**WORK TO COMPLETE**
Copy the entries below in full, keeping them exactly as they are.

[Page and application data records]

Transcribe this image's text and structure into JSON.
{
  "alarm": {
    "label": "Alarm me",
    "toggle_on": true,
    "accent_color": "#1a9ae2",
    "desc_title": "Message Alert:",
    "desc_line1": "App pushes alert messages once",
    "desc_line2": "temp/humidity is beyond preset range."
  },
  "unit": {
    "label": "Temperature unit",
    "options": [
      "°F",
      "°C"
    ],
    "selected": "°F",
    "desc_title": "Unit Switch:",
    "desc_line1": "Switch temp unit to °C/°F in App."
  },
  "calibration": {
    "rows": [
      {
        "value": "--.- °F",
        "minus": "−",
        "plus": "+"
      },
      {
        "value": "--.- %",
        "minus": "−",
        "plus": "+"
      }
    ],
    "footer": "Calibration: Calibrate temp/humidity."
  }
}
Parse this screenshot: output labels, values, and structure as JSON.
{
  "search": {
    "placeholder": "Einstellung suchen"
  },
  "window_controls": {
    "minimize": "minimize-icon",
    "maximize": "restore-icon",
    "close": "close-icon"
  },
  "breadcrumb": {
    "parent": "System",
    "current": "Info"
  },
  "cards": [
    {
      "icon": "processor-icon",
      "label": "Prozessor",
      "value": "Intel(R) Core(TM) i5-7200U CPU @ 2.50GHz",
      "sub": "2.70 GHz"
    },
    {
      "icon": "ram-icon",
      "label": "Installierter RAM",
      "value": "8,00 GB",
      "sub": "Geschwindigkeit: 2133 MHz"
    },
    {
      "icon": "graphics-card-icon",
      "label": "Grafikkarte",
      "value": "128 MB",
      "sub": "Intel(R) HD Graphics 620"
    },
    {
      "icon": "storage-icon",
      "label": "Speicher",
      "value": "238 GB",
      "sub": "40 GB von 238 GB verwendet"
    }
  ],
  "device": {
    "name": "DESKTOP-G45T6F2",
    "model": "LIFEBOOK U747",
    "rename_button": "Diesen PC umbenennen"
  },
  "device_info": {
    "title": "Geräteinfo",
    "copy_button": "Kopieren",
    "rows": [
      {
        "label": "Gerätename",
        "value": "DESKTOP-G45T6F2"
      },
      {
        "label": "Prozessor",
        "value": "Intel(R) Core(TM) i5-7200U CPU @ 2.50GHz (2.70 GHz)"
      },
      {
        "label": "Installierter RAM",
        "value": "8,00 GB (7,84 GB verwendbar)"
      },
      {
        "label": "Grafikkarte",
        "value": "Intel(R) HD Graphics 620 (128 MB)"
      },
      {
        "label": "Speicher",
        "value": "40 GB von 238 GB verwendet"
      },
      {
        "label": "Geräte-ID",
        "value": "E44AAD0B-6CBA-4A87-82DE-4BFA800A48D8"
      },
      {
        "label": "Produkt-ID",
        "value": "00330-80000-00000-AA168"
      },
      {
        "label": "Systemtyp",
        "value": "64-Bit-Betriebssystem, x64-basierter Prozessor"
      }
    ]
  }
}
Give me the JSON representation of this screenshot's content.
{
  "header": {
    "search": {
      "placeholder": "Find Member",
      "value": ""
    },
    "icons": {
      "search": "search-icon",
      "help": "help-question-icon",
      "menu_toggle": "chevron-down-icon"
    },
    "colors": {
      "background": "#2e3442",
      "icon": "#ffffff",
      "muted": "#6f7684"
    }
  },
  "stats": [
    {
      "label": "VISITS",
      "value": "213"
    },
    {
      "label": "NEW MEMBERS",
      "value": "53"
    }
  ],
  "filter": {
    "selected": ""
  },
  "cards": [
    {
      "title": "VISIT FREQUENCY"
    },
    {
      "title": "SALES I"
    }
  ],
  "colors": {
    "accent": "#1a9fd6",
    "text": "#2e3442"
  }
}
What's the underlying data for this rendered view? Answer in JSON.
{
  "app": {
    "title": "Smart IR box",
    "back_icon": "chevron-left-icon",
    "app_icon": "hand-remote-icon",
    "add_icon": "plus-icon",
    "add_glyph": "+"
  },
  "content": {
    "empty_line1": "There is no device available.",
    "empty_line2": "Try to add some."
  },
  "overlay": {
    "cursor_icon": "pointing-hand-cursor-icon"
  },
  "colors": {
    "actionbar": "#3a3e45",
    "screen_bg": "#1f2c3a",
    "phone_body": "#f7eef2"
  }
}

**YOUR SOLUTION**
Transcribe this image's text and structure into JSON.
{
  "alarm": {
    "label": "Alarm me",
    "toggle_on": true,
    "accent_color": "#1a9ae2",
    "desc_title": "Message Alert:",
    "desc_line1": "App pushes alert messages once",
    "desc_line2": "temp/humidity is beyond preset range."
  },
  "unit": {
    "label": "Temperature unit",
    "options": [
      "°F",
      "°C"
    ],
    "selected": "°F",
    "desc_title": "Unit Switch:",
    "desc_line1": "Switch temp unit to °C/°F in App."
  },
  "calibration": {
    "rows": [
      {
        "value": "--.- °F",
        "minus": "−",
        "plus": "+"
      },
      {
        "value": "--.- %",
        "minus": "−",
        "plus": "+"
      }
    ],
    "footer": "Calibration: Calibrate temp/humidity."
  }
}
Parse this screenshot: output labels, values, and structure as JSON.
{
  "search": {
    "placeholder": "Einstellung suchen"
  },
  "window_controls": {
    "minimize": "minimize-icon",
    "maximize": "restore-icon",
    "close": "close-icon"
  },
  "breadcrumb": {
    "parent": "System",
    "current": "Info"
  },
  "cards": [
    {
      "icon": "processor-icon",
      "label": "Prozessor",
      "value": "Intel(R) Core(TM) i5-7200U CPU @ 2.50GHz",
      "sub": "2.70 GHz"
    },
    {
      "icon": "ram-icon",
      "label": "Installierter RAM",
      "value": "8,00 GB",
      "sub": "Geschwindigkeit: 2133 MHz"
    },
    {
      "icon": "graphics-card-icon",
      "label": "Grafikkarte",
      "value": "128 MB",
      "sub": "Intel(R) HD Graphics 620"
    },
    {
      "icon": "storage-icon",
      "label": "Speicher",
      "value": "238 GB",
      "sub": "40 GB von 238 GB verwendet"
    }
  ],
  "device": {
    "name": "DESKTOP-G45T6F2",
    "model": "LIFEBOOK U747",
    "rename_button": "Diesen PC umbenennen"
  },
  "device_info": {
    "title": "Geräteinfo",
    "copy_button": "Kopieren",
    "rows": [
      {
        "label": "Gerätename",
        "value": "DESKTOP-G45T6F2"
      },
      {
        "label": "Prozessor",
        "value": "Intel(R) Core(TM) i5-7200U CPU @ 2.50GHz (2.70 GHz)"
      },
      {
        "label": "Installierter RAM",
        "value": "8,00 GB (7,84 GB verwendbar)"
      },
      {
        "label": "Grafikkarte",
        "value": "Intel(R) HD Graphics 620 (128 MB)"
      },
      {
        "label": "Speicher",
        "value": "40 GB von 238 GB verwendet"
      },
      {
        "label": "Geräte-ID",
        "value": "E44AAD0B-6CBA-4A87-82DE-4BFA800A48D8"
      },
      {
        "label": "Produkt-ID",
        "value": "00330-80000-00000-AA168"
      },
      {
        "label": "Systemtyp",
        "value": "64-Bit-Betriebssystem, x64-basierter Prozessor"
      }
    ]
  }
}
Give me the JSON representation of this screenshot's content.
{
  "header": {
    "search": {
      "placeholder": "Find Member",
      "value": ""
    },
    "icons": {
      "search": "search-icon",
      "help": "help-question-icon",
      "menu_toggle": "chevron-down-icon"
    },
    "colors": {
      "background": "#2e3442",
      "icon": "#ffffff",
      "muted": "#6f7684"
    }
  },
  "stats": [
    {
      "label": "VISITS",
      "value": "213"
    },
    {
      "label": "NEW MEMBERS",
      "value": "53"
    }
  ],
  "filter": {
    "selected": ""
  },
  "cards": [
    {
      "title": "VISIT FREQUENCY"
    },
    {
      "title": "SALES I"
    }
  ],
  "colors": {
    "accent": "#1a9fd6",
    "text": "#2e3442"
  }
}
What's the underlying data for this rendered view? Answer in JSON.
{
  "app": {
    "title": "Smart IR box",
    "back_icon": "chevron-left-icon",
    "app_icon": "hand-remote-icon",
    "add_icon": "plus-icon",
    "add_glyph": "+"
  },
  "content": {
    "empty_line1": "There is no device available.",
    "empty_line2": "Try to add some."
  },
  "overlay": {
    "cursor_icon": "pointing-hand-cursor-icon"
  },
  "colors": {
    "actionbar": "#3a3e45",
    "screen_bg": "#1f2c3a",
    "phone_body": "#f7eef2"
  }
}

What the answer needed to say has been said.